“I think the findings of our study support the conclusions of the AAGL expert group. … You can do power morcellation in selected patients,” Dr. Lieng commented. “Given a thorough preoperative evaluation, including a cervical cytology, endometrial biopsy, and evaluation of the myometrium by ultrasound or MRI, the risk of unintended morcellation of a uterine leiomyosarcoma in premenopausal women appears to be very low.”

Leiomyosarcomas best removed en bloc

“When you are creating public health care policy, decision analysis must begin with scientifically valid evidence,” asserted panelist Dr. Elizabeth Pritts, medical director of the Wisconsin Fertility Institute, Middleton.

She and her colleagues undertook a comprehensive new meta-analysis assessing the prevalence of occult leiomyosarcomas at hysterectomy or myomectomy for presumed uterine fibroids, including 133 original articles describing 30,193 women having explicit pathology.

Analysis of all prospective data showed that the predicted prevalence rate of occult leiomyosarcoma was 0.12 per 1,000 operations for presumed benign fibroids.

The corresponding 1 in 8,300 operations needed to find a leiomyosarcoma in this new meta-analysis differs greatly from the 1 in 498 found in an FDA meta-analysis , mainly because of the differing evidence base, Dr. Pritts maintained. “It really has to do with initial search criteria,” she said, noting, for example, that the FDA’s search strategy missed studies in which no cancer was found and studies in languages other than English.

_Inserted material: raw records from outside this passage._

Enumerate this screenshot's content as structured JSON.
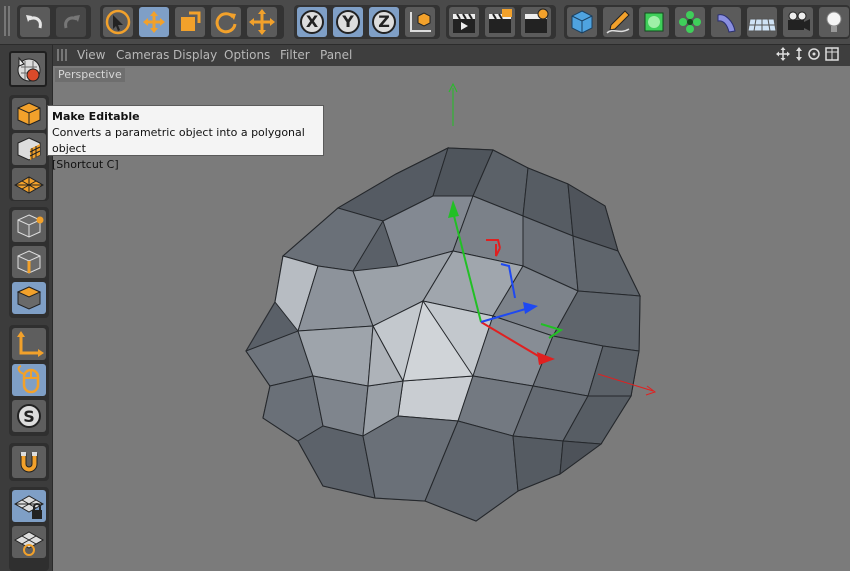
{
  "menu": {
    "items": [
      "View",
      "Cameras",
      "Display",
      "Options",
      "Filter",
      "Panel"
    ]
  },
  "viewport": {
    "label": "Perspective"
  },
  "tooltip": {
    "title": "Make Editable",
    "description": "Converts a parametric object into a polygonal object",
    "shortcut": "[Shortcut C]"
  },
  "toolbar": {
    "axis_x": "X",
    "axis_y": "Y",
    "axis_z": "Z"
  },
  "colors": {
    "accent_orange": "#f2a12b",
    "selected_blue": "#7f9fc6",
    "axis_x": "#e02020",
    "axis_y": "#22c025",
    "axis_z": "#1e49f2",
    "object_gray": "#5a6068"
  }
}
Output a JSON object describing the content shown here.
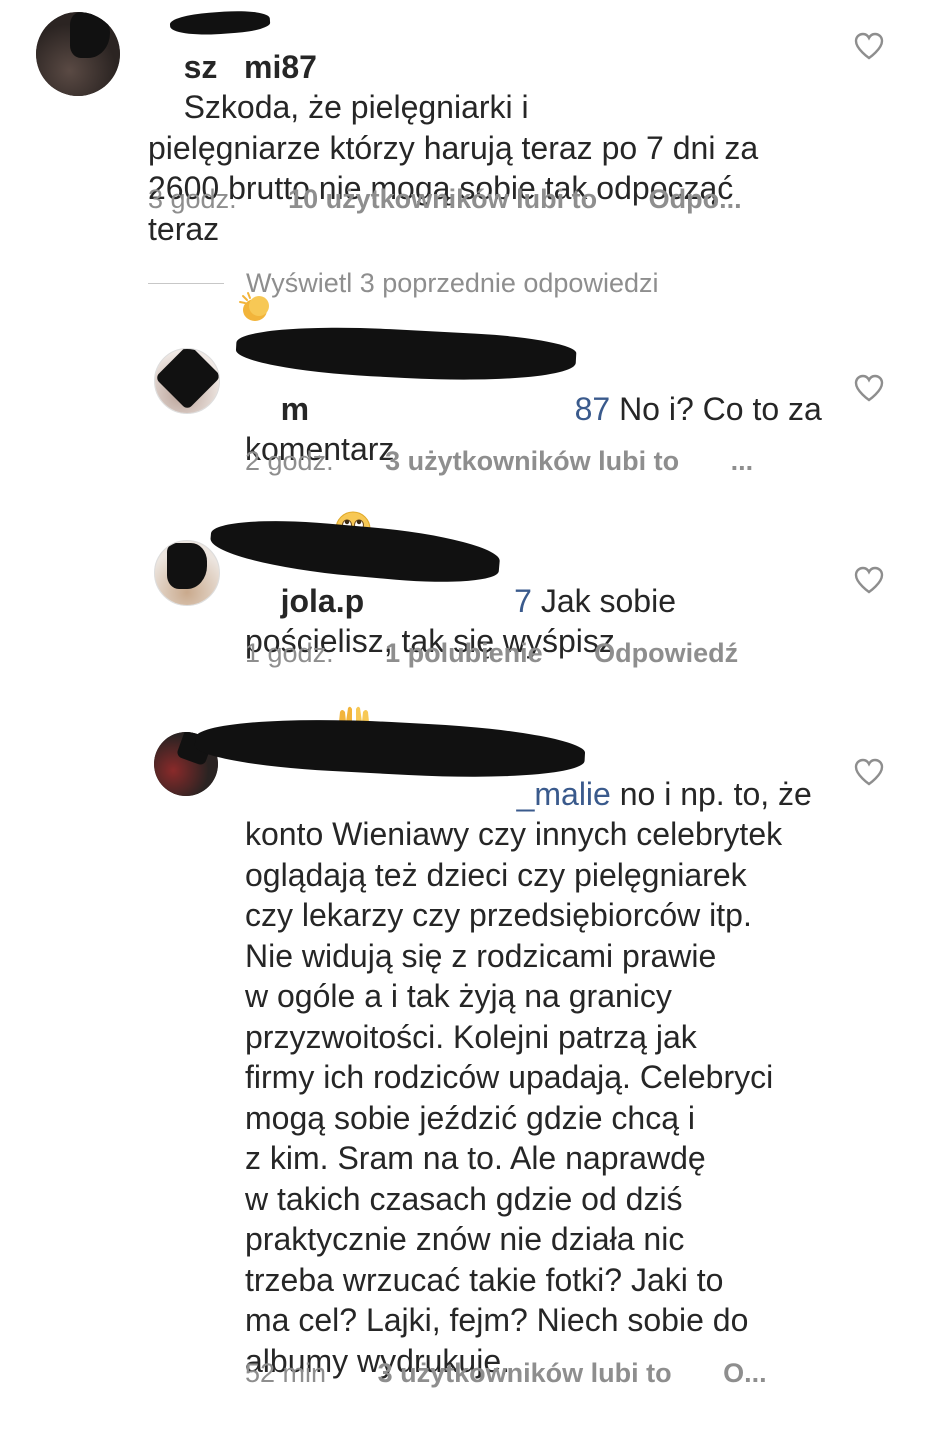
{
  "comments": [
    {
      "username_visible": "sz   mi87",
      "text": "Szkoda, że pielęgniarki i\npielęgniarze którzy harują teraz po 7 dni za\n2600 brutto nie mogą sobie tak odpocząć\nteraz",
      "emoji": "clapping-hands",
      "time": "3 godz.",
      "likes": "10 użytkowników lubi to",
      "reply": "Odpo..."
    },
    {
      "username_visible": "m    ",
      "mention_visible": "87",
      "text": "No i? Co to za\nkomentarz",
      "emoji": "rolling-eyes",
      "time": "2 godz.",
      "likes": "3 użytkowników lubi to",
      "reply": "..."
    },
    {
      "username_visible": "jola.p",
      "mention_visible": "7",
      "text": "Jak sobie\npościelisz, tak się wyśpisz",
      "emoji": "raising-hands",
      "time": "1 godz.",
      "likes": "1 polubienie",
      "reply": "Odpowiedź"
    },
    {
      "username_visible": "",
      "mention_visible": "_malie",
      "text": "no i np. to, że\nkonto Wieniawy czy innych celebrytek\noglądają też dzieci czy pielęgniarek\nczy lekarzy czy przedsiębiorców itp.\nNie widują się z rodzicami prawie\nw ogóle a i tak żyją na granicy\nprzyzwoitości. Kolejni patrzą jak\nfirmy ich rodziców upadają. Celebryci\nmogą sobie jeździć gdzie chcą i\nz kim. Sram na to. Ale naprawdę\nw takich czasach gdzie od dziś\npraktycznie znów nie działa nic\ntrzeba wrzucać takie fotki? Jaki to\nma cel? Lajki, fejm? Niech sobie do\nalbumy wydrukuje.",
      "time": "52 min",
      "likes": "3 użytkowników lubi to",
      "reply": "O..."
    }
  ],
  "view_replies": "Wyświetl 3 poprzednie odpowiedzi",
  "icons": {
    "like": "heart-outline-icon"
  },
  "colors": {
    "text": "#262626",
    "meta": "#8e8e8e",
    "mention": "#3a5a8c",
    "redaction": "#111111"
  }
}
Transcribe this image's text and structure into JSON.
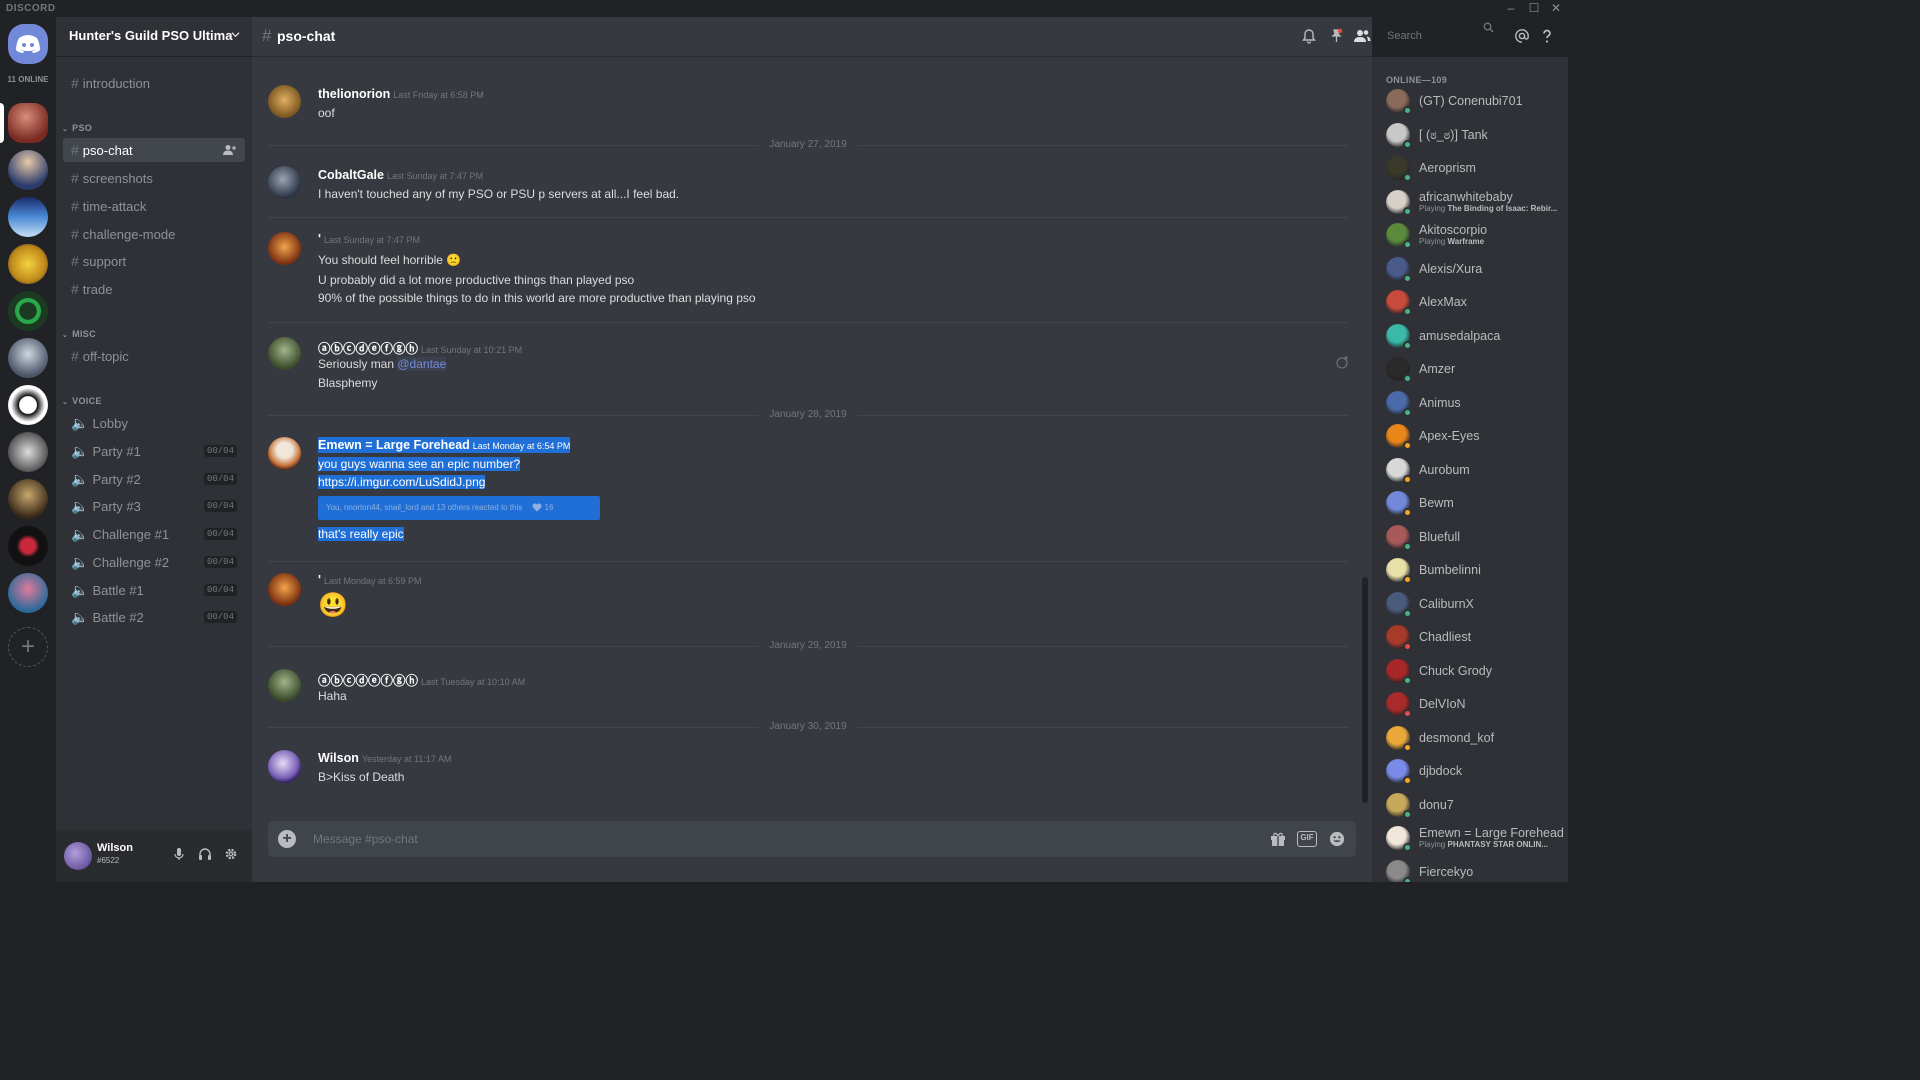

Dr. Pritts and her colleagues also conducted a new systematic review looking at outcomes after morcellation of an unsuspected leiomyosarcoma, which was recently published ( J. Minim. Invasive Gynecol. 2014 Sept. 2 [doi: 10.1016/j.jmig.2014.08.781] ).

Main analyses here were based on six papers that compared morcellation with en bloc removal of leiomyosarcomas, most of which found worse survival for women whose tumors were morcellated.

“Now this is not great evidence, but remember, in evidence-based medicine, you’ve got to look at the very best available evidence. This is it,” Dr. Pritts maintained. “En bloc removal confers benefit—don’t cut into these.”

On closer inspection, only 3 of the 81 cases of morcellation reported were confirmed to be power morcellation. Comparisons of outcome with power versus hand morcellation, albeit limited by small numbers, suggested no difference in survival or upstaging.

“There are no data to suggest that any type of morcellation is better or worse than another type, even when including simple tumor biopsies,” Dr. Pritts concluded.

Dr. Brown, Dr. Lieng, and Dr. Pritts disclosed that they had no relevant conflicts of interest.